-- HOW TO COMPLETE THIS TASK --
For this exercise, copy all the data exactly and include none of the pictures.

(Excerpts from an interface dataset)
──────
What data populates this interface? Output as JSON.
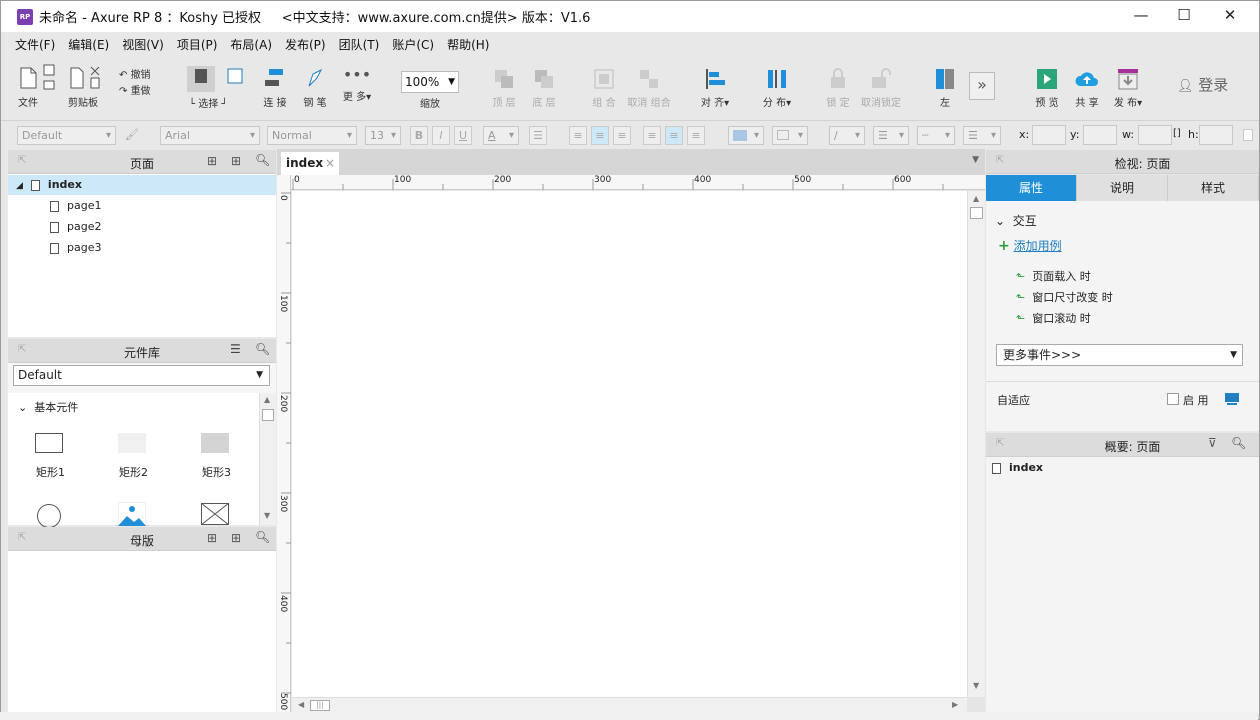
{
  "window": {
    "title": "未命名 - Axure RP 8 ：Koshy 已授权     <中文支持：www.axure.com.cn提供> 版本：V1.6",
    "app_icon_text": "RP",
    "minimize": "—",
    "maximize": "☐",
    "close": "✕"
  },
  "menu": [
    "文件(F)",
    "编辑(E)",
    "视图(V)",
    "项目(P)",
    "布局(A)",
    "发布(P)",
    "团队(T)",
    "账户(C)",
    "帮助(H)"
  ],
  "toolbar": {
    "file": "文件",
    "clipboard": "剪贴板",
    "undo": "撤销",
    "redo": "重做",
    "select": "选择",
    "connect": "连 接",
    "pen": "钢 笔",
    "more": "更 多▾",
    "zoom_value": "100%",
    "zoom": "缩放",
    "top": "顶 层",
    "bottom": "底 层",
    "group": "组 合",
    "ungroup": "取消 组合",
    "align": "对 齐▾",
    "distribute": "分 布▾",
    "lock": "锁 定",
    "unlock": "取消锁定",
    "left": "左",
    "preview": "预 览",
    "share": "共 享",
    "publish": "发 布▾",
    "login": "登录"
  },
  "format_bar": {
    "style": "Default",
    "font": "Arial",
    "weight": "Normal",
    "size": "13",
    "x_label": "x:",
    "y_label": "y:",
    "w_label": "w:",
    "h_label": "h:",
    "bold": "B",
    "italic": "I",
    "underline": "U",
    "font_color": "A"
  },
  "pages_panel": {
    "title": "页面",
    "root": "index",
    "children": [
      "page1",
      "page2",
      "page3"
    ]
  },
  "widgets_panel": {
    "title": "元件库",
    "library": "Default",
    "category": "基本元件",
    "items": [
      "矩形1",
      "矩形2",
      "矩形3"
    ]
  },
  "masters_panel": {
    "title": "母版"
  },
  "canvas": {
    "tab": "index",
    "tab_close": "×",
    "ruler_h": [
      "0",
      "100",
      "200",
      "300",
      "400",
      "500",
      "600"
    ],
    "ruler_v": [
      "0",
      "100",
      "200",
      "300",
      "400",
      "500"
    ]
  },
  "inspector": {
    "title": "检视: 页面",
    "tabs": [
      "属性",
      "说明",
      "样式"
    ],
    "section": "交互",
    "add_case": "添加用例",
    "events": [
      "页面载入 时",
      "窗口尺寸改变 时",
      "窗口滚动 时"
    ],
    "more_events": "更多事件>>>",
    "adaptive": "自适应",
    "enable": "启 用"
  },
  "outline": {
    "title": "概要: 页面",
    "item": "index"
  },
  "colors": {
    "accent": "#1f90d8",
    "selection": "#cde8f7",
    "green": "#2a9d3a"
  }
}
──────
-- TASK ANSWER --
What data populates this interface? Output as JSON.
{
  "window": {
    "title": "未命名 - Axure RP 8 ：Koshy 已授权     <中文支持：www.axure.com.cn提供> 版本：V1.6",
    "app_icon_text": "RP",
    "minimize": "—",
    "maximize": "☐",
    "close": "✕"
  },
  "menu": [
    "文件(F)",
    "编辑(E)",
    "视图(V)",
    "项目(P)",
    "布局(A)",
    "发布(P)",
    "团队(T)",
    "账户(C)",
    "帮助(H)"
  ],
  "toolbar": {
    "file": "文件",
    "clipboard": "剪贴板",
    "undo": "撤销",
    "redo": "重做",
    "select": "选择",
    "connect": "连 接",
    "pen": "钢 笔",
    "more": "更 多▾",
    "zoom_value": "100%",
    "zoom": "缩放",
    "top": "顶 层",
    "bottom": "底 层",
    "group": "组 合",
    "ungroup": "取消 组合",
    "align": "对 齐▾",
    "distribute": "分 布▾",
    "lock": "锁 定",
    "unlock": "取消锁定",
    "left": "左",
    "preview": "预 览",
    "share": "共 享",
    "publish": "发 布▾",
    "login": "登录"
  },
  "format_bar": {
    "style": "Default",
    "font": "Arial",
    "weight": "Normal",
    "size": "13",
    "x_label": "x:",
    "y_label": "y:",
    "w_label": "w:",
    "h_label": "h:",
    "bold": "B",
    "italic": "I",
    "underline": "U",
    "font_color": "A"
  },
  "pages_panel": {
    "title": "页面",
    "root": "index",
    "children": [
      "page1",
      "page2",
      "page3"
    ]
  },
  "widgets_panel": {
    "title": "元件库",
    "library": "Default",
    "category": "基本元件",
    "items": [
      "矩形1",
      "矩形2",
      "矩形3"
    ]
  },
  "masters_panel": {
    "title": "母版"
  },
  "canvas": {
    "tab": "index",
    "tab_close": "×",
    "ruler_h": [
      "0",
      "100",
      "200",
      "300",
      "400",
      "500",
      "600"
    ],
    "ruler_v": [
      "0",
      "100",
      "200",
      "300",
      "400",
      "500"
    ]
  },
  "inspector": {
    "title": "检视: 页面",
    "tabs": [
      "属性",
      "说明",
      "样式"
    ],
    "section": "交互",
    "add_case": "添加用例",
    "events": [
      "页面载入 时",
      "窗口尺寸改变 时",
      "窗口滚动 时"
    ],
    "more_events": "更多事件>>>",
    "adaptive": "自适应",
    "enable": "启 用"
  },
  "outline": {
    "title": "概要: 页面",
    "item": "index"
  },
  "colors": {
    "accent": "#1f90d8",
    "selection": "#cde8f7",
    "green": "#2a9d3a"
  }
}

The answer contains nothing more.